Your answer should consist of each line from the data below that contains "icon".

Exercise data Start Marker

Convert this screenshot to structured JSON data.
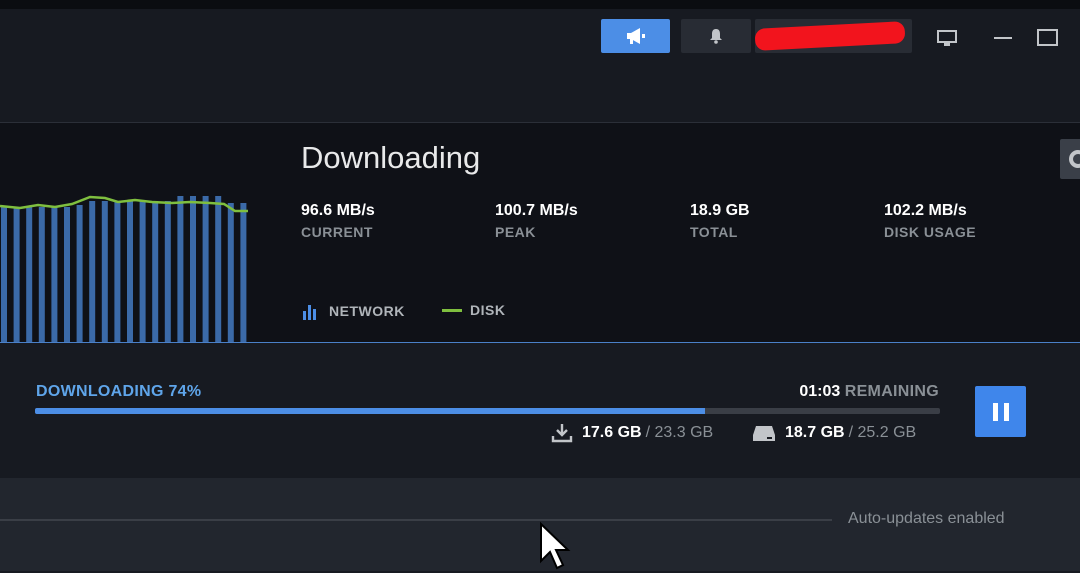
{
  "titlebar": {
    "announce_icon": "megaphone-icon",
    "notif_icon": "bell-icon",
    "account_name_redacted": true,
    "controls": [
      "big-picture-icon",
      "minimize-icon",
      "maximize-icon"
    ]
  },
  "downloads": {
    "title": "Downloading",
    "stats": [
      {
        "value": "96.6 MB/s",
        "label": "CURRENT"
      },
      {
        "value": "100.7 MB/s",
        "label": "PEAK"
      },
      {
        "value": "18.9 GB",
        "label": "TOTAL"
      },
      {
        "value": "102.2 MB/s",
        "label": "DISK USAGE"
      }
    ],
    "legend": {
      "network": "NETWORK",
      "disk": "DISK"
    },
    "progress": {
      "status": "DOWNLOADING 74%",
      "fraction": 0.74,
      "remaining_time": "01:03",
      "remaining_label": "REMAINING",
      "download_current": "17.6 GB",
      "download_total": "/ 23.3 GB",
      "disk_current": "18.7 GB",
      "disk_total": "/ 25.2 GB"
    },
    "footer": {
      "auto_updates": "Auto-updates enabled"
    }
  },
  "colors": {
    "accent": "#4c8ee6",
    "network_bars": "#3b6aa8",
    "disk_line": "#7fbf3f"
  }
}
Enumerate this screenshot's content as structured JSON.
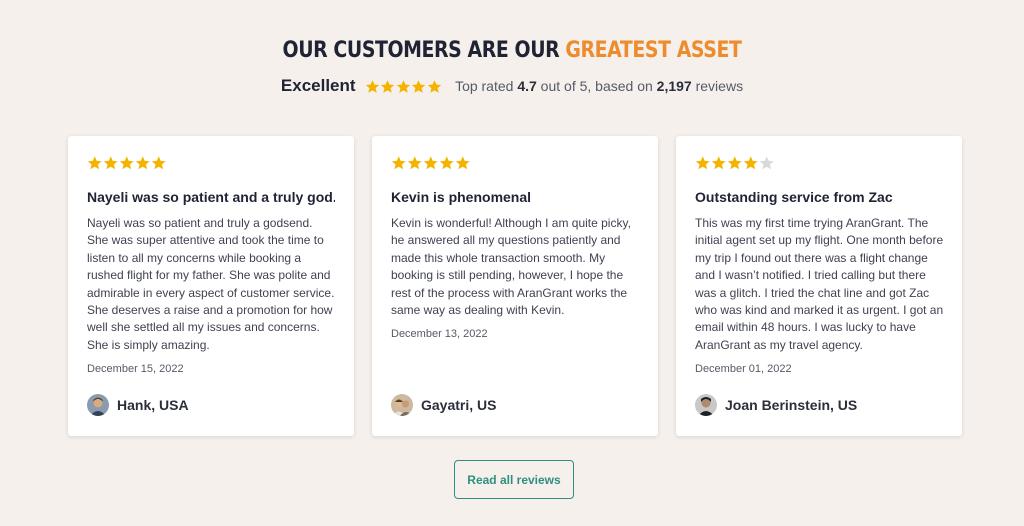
{
  "heading": {
    "main": "OUR CUSTOMERS ARE OUR ",
    "accent": "GREATEST ASSET"
  },
  "summary": {
    "label": "Excellent",
    "rating_stars": 5,
    "rated_prefix": "Top rated ",
    "rating": "4.7",
    "rated_middle": " out of 5, based on ",
    "review_count": "2,197",
    "rated_suffix": " reviews"
  },
  "colors": {
    "star": "#f5b301",
    "star_empty": "#d9d9d9",
    "accent": "#ec8c2d",
    "button": "#2f8f7e"
  },
  "reviews": [
    {
      "stars": 5,
      "title": "Nayeli was so patient and a truly god...",
      "body": "Nayeli was so patient and truly a godsend. She was super attentive and took the time to listen to all my concerns while booking a rushed flight for my father. She was polite and admirable in every aspect of customer service. She deserves a raise and a promotion for how well she settled all my issues and concerns. She is simply amazing.",
      "date": "December 15, 2022",
      "author": "Hank, USA"
    },
    {
      "stars": 5,
      "title": "Kevin is phenomenal",
      "body": "Kevin is wonderful! Although I am quite picky, he answered all my questions patiently and made this whole transaction smooth. My booking is still pending, however, I hope the rest of the process with AranGrant works the same way as dealing with Kevin.",
      "date": "December 13, 2022",
      "author": "Gayatri, US"
    },
    {
      "stars": 4,
      "title": "Outstanding service from Zac",
      "body": "This was my first time trying AranGrant. The initial agent set up my flight. One month before my trip I found out there was a flight change and I wasn’t notified. I tried calling but there was a glitch. I tried the chat line and got Zac who was kind and marked it as urgent. I got an email within 48 hours. I was lucky to have AranGrant as my travel agency.",
      "date": "December 01, 2022",
      "author": "Joan Berinstein, US"
    }
  ],
  "button": {
    "label": "Read all reviews"
  }
}
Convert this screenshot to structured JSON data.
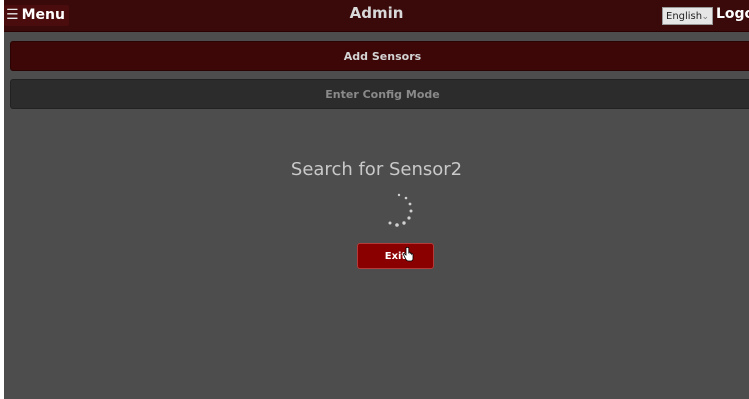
{
  "header": {
    "menu_icon": "hamburger-icon",
    "menu_label": "Menu",
    "title": "Admin",
    "language_selected": "English",
    "logout_label": "Logo"
  },
  "actions": {
    "add_sensors_label": "Add Sensors",
    "config_mode_label": "Enter Config Mode"
  },
  "dialog": {
    "title": "Search for Sensor2",
    "spinner_icon": "loading-spinner-icon",
    "exit_label": "Exit"
  },
  "colors": {
    "background": "#4d4d4d",
    "topbar": "#3a0a0a",
    "accent": "#8a0000"
  }
}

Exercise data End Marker

## Answer box
    "announce_icon": "megaphone-icon",
    "notif_icon": "bell-icon",
      "big-picture-icon",
      "minimize-icon",
      "maximize-icon"
    "menu_icon": "hamburger-icon",
    "spinner_icon": "loading-spinner-icon",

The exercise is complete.